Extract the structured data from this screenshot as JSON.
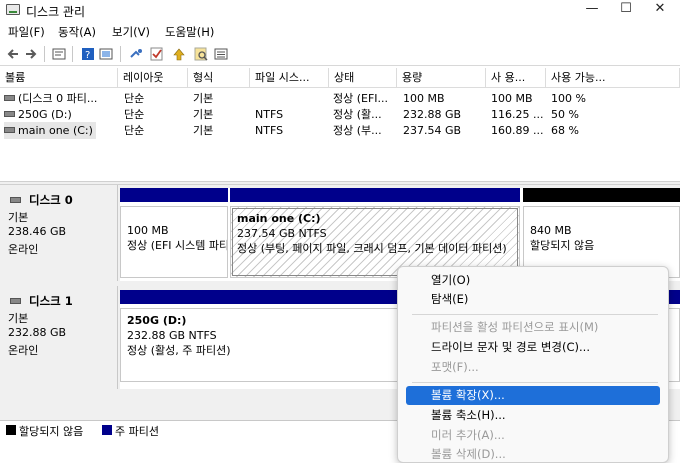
{
  "window": {
    "title": "디스크 관리"
  },
  "menu": [
    "파일(F)",
    "동작(A)",
    "보기(V)",
    "도움말(H)"
  ],
  "columns": [
    "볼륨",
    "레이아웃",
    "형식",
    "파일 시스...",
    "상태",
    "용량",
    "사 용...",
    "사용 가능..."
  ],
  "volumes": [
    [
      "(디스크 0 파티...",
      "단순",
      "기본",
      "",
      "정상 (EFI...",
      "100 MB",
      "100 MB",
      "100 %"
    ],
    [
      "250G (D:)",
      "단순",
      "기본",
      "NTFS",
      "정상 (활...",
      "232.88 GB",
      "116.25 ...",
      "50 %"
    ],
    [
      "main one (C:)",
      "단순",
      "기본",
      "NTFS",
      "정상 (부...",
      "237.54 GB",
      "160.89 ...",
      "68 %"
    ]
  ],
  "disk0": {
    "name": "디스크 0",
    "type": "기본",
    "size": "238.46 GB",
    "status": "온라인",
    "p1": {
      "line1": "100 MB",
      "line2": "정상 (EFI 시스템 파티션)"
    },
    "p2": {
      "title": "main one  (C:)",
      "line1": "237.54 GB NTFS",
      "line2": "정상 (부팅, 페이지 파일, 크래시 덤프, 기본 데이터 파티션)"
    },
    "p3": {
      "line1": "840 MB",
      "line2": "할당되지 않음"
    }
  },
  "disk1": {
    "name": "디스크 1",
    "type": "기본",
    "size": "232.88 GB",
    "status": "온라인",
    "p1": {
      "title": "250G  (D:)",
      "line1": "232.88 GB NTFS",
      "line2": "정상 (활성, 주 파티션)"
    }
  },
  "legend": {
    "unallocated": "할당되지 않음",
    "primary": "주 파티션"
  },
  "context_menu": [
    {
      "label": "열기(O)",
      "disabled": false
    },
    {
      "label": "탐색(E)",
      "disabled": false
    },
    {
      "sep": true
    },
    {
      "label": "파티션을 활성 파티션으로 표시(M)",
      "disabled": true
    },
    {
      "label": "드라이브 문자 및 경로 변경(C)...",
      "disabled": false
    },
    {
      "label": "포맷(F)...",
      "disabled": true
    },
    {
      "sep": true
    },
    {
      "label": "볼륨 확장(X)...",
      "disabled": false,
      "highlighted": true
    },
    {
      "label": "볼륨 축소(H)...",
      "disabled": false
    },
    {
      "label": "미러 추가(A)...",
      "disabled": true
    },
    {
      "label": "볼륨 삭제(D)...",
      "disabled": true
    }
  ],
  "colors": {
    "primary_partition": "#00008b",
    "unallocated": "#000000",
    "highlight": "#1e6fd9"
  },
  "icons": [
    "back-icon",
    "forward-icon",
    "properties-icon",
    "help-icon",
    "console-icon",
    "connect-icon",
    "check-icon",
    "up-icon",
    "search-icon",
    "list-icon"
  ]
}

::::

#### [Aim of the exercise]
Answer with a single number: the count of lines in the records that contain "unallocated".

#### [Answer below]
2